I hate SERPA holsters. I think they’re difficult to use properly and without the proper training they increase the likelihood of putting holes where holes shouldn’t be. [ED: SERPA redesigned their release button after RF pointed out its specific design defect.] But there’s a problem: they’re convenient, and they work. They provide effective retention of the handgun, yet the mechanism is dead simple to disengage even under stress. Finding something that provides the same retention and ease of use with a different mechanism is rare, but they exist. HT Holsers took a stab at that problem, and their solution is the Speed Draw concealed carry holster . . .
The trick to making a good SERPA alternative is designing a mechanism that releases the firearm when you do something you would normally do during your draw stroke anyway. The SERPA works when you index your finger along the side of the holster. Safariland’s ALS holster releases when you drag your thumb along the inside of the holster. Both are things you’d normally do anyway. They only require a little extra pressure to activate. For HT Holsters, they’ve gone in a different direction.
Some holsters release when the gun is shifted in the holster itself (N82), but HT has gone a step further. In their design, the gun stays static but there’s a little paddle along the side that needs to be moved forwards. In theory this should be automatic, as it’s positioned such that you’d need to move it anyway to get a proper grip on the gun. In practice, it’s not exactly that smooth.
Out on the range, the holster works. It keeps my GLOCK 19 snug and secure, no matter how many jumping jacks I do. The holster also carries the gun in a very comfortable position, solidly strapped to my belt and with a great mounting system that allows the holster to be canted to whatever degree the end user wants. The holster itself feels solid and well built, using the usual polymer compounds its a slick finish that doesn’t scratch your gun and isn’t abrasive. And as an added bonus, it keeps the gun very snug against your side for easy concealment. Which is all good.

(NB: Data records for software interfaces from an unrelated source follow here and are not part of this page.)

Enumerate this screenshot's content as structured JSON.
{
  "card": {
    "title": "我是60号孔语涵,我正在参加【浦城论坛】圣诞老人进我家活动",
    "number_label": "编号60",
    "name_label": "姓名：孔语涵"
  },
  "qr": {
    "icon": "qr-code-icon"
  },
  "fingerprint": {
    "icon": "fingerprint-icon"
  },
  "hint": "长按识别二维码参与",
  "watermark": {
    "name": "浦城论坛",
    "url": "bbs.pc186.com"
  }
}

Drawing the holster isn’t quite as easy as I’d like, though. Disabling the retention mechanism requires a good deal of forward pressure, more than normally present in my usual draw stroke. I found that using this holster versus the Safariland ALS increased my draw time (buzzer to first round fired) by a good couple tenths of a second simply due to the need to push forward harder than normal. “Speed holster” indeed.

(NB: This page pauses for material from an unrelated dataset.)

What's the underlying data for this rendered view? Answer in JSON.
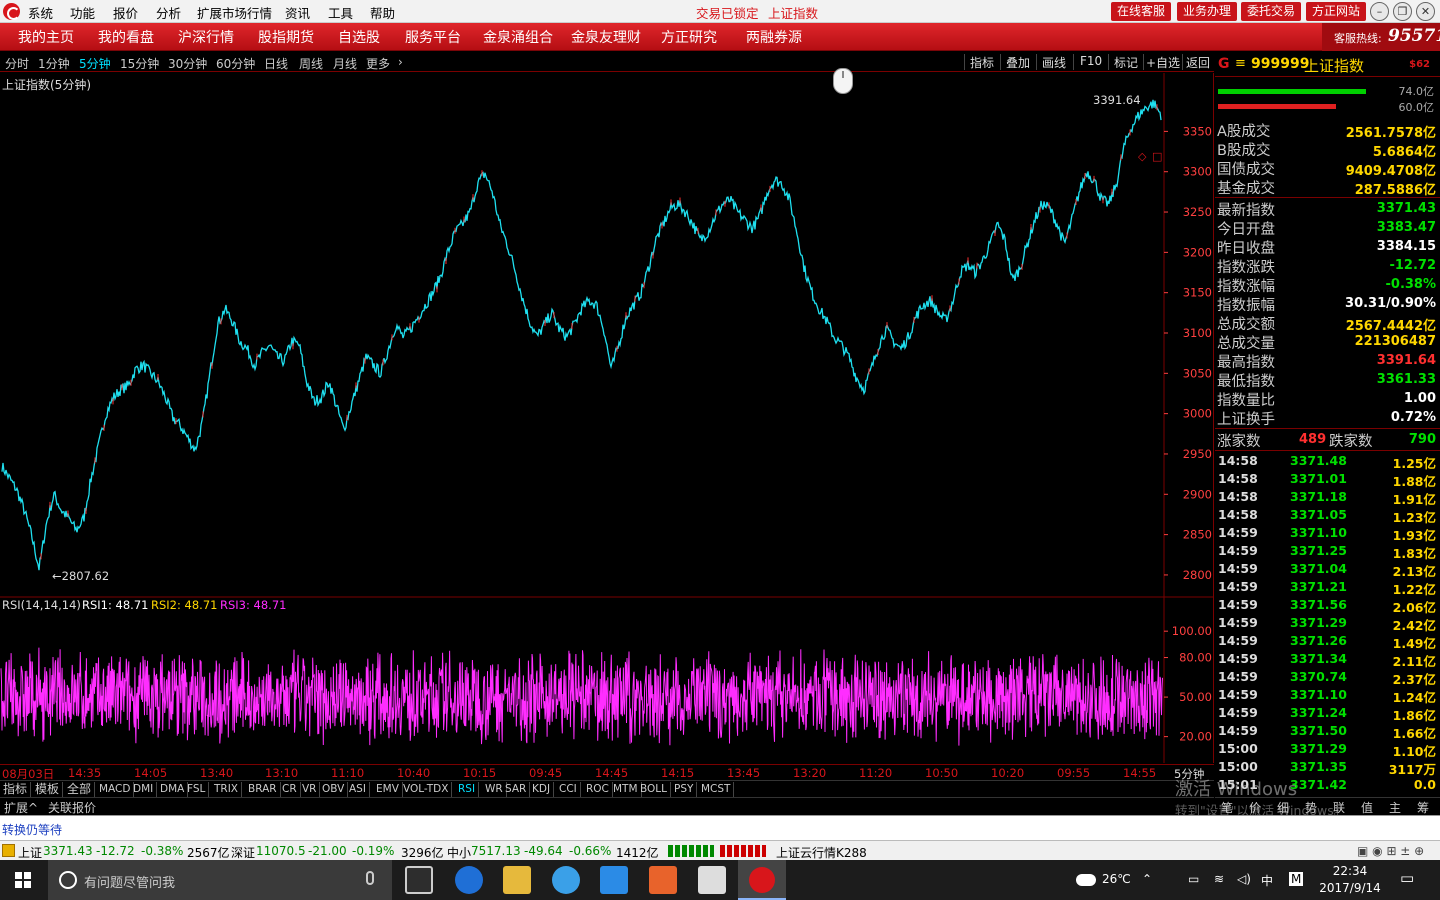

That said, it works. It keeps the gun retained while allowing a relatively quick draw. With some practice, you could get very good at getting your gun out in a hurry. I like the slim form factor, the ability to customize the cant of the holster, and the general look and feel. But while it works, it isn’t my ideal retention system. I love that there are more and more options on the market, but this isn’t my particular slice of cake. Then again, cake in general is off the menu these days.
Specifications: HT Speed Draw Holster
Ratings (out of five stars):
Comfort: * * * * *
Easy to wear, and no sharp edges.
Concealment: * * * * *
Even a chunky GLOCK 19 disappears under my shirt with this holster. I like that.
Ease of “Installation:” * * * *
You need to thread it through your belt, but I like that. It feels more solid and secure. But you need to remove your belt to put it on and take it off, which might open you up for cat-calling and having singles thrown at you.
Overall: * * *
I love that it adds more options to the market, and provides a new method of retention. It works, it’s made of quality material, and it’s well priced given the market. But like I said, it’s not my cup of tea.